[Stored records]
+ + + + + + +
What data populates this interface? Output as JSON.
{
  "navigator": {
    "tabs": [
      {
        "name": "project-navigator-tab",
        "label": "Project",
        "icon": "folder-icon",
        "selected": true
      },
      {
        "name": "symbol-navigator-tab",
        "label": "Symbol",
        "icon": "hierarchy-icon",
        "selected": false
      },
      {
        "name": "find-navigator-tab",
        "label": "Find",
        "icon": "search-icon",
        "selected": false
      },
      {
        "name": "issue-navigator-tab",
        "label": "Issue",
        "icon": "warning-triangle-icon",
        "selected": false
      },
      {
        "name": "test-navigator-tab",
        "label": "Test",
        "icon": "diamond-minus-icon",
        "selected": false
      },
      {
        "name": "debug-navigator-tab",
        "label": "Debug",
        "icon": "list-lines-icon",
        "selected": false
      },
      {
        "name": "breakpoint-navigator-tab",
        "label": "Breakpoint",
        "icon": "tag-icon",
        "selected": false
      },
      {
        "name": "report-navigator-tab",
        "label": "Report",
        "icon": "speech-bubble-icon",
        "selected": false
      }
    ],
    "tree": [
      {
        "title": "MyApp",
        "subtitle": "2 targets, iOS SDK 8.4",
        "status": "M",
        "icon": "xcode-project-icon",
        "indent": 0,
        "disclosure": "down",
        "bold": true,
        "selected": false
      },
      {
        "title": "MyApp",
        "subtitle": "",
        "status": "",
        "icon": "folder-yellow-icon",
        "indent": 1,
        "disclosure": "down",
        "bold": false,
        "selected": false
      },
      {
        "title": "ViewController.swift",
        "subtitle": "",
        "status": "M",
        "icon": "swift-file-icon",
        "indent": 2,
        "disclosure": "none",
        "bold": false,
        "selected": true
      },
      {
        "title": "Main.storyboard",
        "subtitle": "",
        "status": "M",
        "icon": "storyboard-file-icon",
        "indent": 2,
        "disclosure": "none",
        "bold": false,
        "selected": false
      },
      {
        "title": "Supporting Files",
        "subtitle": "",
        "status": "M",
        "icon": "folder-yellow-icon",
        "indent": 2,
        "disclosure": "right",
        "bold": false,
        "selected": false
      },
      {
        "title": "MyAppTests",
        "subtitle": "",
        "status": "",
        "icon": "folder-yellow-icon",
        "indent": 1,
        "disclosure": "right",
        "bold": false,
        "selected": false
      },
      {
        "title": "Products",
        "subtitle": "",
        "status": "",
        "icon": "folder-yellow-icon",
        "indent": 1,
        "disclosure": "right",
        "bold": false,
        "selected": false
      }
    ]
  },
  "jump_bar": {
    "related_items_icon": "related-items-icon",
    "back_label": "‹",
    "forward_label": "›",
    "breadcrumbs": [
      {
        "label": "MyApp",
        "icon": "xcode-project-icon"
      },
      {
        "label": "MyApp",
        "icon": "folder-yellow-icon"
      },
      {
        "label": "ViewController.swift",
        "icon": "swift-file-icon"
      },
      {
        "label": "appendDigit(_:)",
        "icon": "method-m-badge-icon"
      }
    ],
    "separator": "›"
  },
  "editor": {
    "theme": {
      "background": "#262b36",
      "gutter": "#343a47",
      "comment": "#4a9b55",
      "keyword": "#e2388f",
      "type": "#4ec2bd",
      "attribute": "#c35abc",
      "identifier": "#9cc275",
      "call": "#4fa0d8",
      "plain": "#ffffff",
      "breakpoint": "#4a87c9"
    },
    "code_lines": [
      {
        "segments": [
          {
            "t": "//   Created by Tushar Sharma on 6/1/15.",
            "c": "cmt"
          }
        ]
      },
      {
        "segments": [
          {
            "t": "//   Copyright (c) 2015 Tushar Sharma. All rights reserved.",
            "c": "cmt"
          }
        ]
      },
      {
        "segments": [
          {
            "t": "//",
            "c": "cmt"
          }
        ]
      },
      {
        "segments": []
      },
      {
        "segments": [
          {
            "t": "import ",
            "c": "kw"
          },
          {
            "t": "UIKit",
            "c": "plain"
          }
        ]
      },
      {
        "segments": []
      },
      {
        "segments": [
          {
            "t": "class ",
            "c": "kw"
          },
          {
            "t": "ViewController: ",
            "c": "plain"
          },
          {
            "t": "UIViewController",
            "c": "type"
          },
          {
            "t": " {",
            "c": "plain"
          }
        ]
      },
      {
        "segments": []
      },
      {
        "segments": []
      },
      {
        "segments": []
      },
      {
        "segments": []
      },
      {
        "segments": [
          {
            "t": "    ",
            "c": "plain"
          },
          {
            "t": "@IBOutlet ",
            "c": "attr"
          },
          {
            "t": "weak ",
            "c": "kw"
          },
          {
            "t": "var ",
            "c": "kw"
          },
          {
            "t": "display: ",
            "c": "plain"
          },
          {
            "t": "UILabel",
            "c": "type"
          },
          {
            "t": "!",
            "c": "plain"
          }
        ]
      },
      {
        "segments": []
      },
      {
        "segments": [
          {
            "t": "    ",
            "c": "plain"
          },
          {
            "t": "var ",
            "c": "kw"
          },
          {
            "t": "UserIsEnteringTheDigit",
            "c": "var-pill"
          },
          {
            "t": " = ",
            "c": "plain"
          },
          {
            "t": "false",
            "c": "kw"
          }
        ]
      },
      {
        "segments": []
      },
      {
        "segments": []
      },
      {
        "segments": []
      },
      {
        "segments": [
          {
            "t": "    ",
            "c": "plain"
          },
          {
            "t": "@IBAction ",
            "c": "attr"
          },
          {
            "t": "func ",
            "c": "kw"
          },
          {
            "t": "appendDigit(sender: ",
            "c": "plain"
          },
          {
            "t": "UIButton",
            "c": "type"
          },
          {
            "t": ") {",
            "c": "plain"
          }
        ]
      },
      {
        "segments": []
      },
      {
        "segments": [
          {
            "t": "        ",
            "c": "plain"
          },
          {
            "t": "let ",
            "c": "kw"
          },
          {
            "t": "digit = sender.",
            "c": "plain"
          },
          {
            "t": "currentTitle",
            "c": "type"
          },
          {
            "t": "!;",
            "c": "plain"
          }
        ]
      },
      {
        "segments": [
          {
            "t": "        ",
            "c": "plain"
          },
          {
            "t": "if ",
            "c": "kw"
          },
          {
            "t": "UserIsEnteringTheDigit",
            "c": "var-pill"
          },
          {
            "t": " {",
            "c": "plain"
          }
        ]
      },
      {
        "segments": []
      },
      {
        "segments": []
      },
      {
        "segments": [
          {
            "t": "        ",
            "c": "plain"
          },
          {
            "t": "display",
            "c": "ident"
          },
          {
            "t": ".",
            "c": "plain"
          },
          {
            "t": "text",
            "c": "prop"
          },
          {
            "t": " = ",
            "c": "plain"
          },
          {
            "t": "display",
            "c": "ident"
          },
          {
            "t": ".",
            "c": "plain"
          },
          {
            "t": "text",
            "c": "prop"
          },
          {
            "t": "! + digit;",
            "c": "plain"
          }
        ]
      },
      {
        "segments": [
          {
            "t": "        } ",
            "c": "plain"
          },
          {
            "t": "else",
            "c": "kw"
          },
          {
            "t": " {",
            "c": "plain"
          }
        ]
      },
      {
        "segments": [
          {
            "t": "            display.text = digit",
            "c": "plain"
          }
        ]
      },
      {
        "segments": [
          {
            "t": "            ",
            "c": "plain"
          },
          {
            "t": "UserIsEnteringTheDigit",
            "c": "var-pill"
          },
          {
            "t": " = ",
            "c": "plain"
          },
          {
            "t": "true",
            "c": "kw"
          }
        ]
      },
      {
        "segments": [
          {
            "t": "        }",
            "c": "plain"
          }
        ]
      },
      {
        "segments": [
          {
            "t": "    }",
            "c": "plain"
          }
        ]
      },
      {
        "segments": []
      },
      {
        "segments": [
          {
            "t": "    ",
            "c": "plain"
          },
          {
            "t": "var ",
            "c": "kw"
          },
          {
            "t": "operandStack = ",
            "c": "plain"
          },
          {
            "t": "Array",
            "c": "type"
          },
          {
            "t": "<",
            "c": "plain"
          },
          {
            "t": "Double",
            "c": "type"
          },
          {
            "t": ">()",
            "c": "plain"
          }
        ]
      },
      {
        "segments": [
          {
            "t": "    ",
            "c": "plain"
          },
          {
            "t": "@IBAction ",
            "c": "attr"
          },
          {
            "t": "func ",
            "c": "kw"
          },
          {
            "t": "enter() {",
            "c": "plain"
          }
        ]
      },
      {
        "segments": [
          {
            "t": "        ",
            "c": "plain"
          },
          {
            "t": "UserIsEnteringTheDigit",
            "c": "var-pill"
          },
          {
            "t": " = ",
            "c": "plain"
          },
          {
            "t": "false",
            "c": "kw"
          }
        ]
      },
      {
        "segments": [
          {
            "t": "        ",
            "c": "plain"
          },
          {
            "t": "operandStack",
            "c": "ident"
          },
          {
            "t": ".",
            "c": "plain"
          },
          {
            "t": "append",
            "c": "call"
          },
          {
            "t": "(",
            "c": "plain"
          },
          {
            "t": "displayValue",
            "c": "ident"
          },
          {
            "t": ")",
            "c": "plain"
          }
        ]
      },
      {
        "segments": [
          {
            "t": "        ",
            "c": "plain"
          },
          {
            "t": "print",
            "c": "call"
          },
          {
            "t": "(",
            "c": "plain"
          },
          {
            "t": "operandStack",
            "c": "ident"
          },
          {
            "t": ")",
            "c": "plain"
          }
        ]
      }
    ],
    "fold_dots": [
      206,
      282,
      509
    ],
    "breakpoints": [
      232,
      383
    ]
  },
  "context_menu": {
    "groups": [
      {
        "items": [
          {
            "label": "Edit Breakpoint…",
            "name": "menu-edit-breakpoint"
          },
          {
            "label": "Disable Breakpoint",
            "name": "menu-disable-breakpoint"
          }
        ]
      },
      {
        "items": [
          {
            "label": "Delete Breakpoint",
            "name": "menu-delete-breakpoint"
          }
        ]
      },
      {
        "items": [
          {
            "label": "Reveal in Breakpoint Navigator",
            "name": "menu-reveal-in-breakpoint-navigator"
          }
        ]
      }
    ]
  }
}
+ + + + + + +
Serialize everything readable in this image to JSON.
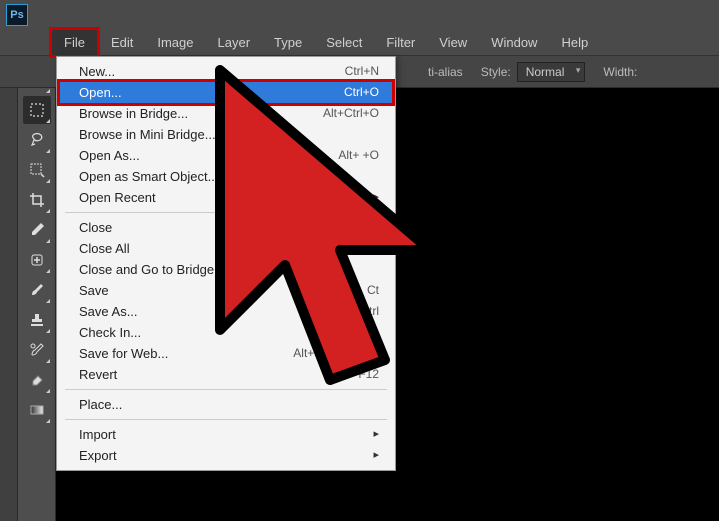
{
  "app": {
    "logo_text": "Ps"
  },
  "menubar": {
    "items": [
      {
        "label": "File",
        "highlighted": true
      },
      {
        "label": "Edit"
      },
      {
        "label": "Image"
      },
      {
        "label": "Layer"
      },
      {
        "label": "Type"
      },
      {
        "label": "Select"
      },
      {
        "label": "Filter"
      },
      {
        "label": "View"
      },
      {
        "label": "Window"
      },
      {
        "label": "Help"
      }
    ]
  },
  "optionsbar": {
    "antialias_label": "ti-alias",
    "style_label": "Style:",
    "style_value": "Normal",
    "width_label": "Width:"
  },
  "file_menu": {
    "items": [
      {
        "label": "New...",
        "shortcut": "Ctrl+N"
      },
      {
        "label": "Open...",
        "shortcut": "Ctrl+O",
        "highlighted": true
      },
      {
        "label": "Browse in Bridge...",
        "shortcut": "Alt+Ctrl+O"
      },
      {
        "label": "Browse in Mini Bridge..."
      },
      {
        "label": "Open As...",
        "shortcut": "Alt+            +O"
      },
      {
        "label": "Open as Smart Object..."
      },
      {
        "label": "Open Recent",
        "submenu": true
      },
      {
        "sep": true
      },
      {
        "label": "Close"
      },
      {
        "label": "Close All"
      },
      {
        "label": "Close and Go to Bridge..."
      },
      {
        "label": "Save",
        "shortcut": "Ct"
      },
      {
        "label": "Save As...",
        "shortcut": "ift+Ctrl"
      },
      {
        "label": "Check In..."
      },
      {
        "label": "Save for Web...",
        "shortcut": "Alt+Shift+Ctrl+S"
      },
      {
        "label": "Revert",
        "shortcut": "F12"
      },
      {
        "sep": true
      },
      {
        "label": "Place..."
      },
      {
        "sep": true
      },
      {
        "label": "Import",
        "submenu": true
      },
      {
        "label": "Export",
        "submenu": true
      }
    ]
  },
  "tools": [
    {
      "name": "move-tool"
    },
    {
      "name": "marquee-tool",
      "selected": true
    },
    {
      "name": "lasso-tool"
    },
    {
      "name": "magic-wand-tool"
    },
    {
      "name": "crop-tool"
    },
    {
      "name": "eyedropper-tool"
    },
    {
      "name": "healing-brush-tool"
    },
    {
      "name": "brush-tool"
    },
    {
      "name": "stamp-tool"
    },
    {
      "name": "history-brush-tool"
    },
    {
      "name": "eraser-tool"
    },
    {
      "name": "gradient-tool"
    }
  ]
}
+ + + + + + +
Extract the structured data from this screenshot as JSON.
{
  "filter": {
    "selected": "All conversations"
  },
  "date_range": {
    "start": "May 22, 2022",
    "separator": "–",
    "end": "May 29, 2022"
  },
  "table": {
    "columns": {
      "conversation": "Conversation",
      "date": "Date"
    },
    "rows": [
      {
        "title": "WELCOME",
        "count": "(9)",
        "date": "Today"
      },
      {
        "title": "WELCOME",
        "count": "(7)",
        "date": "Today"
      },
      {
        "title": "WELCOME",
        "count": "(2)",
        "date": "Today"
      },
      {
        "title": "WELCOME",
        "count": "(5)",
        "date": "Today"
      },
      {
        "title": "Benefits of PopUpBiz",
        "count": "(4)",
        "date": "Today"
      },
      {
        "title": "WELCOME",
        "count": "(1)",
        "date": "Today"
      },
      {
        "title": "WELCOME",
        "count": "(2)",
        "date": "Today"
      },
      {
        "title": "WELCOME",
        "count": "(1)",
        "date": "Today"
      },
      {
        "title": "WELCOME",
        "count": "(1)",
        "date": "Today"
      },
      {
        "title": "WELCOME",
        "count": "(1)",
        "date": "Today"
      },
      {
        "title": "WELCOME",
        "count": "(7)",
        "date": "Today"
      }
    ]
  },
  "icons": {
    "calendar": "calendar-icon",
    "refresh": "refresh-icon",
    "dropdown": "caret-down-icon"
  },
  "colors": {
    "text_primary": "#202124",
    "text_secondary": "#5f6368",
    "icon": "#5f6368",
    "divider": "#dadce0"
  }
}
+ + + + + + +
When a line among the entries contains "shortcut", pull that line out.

        "shortcut": "Ctrl+N"
        "shortcut": "Ctrl+O",
        "shortcut": "Alt+Ctrl+O"
        "shortcut": "Alt+            +O"
        "shortcut": "Ct"
        "shortcut": "ift+Ctrl"
        "shortcut": "Alt+Shift+Ctrl+S"
        "shortcut": "F12"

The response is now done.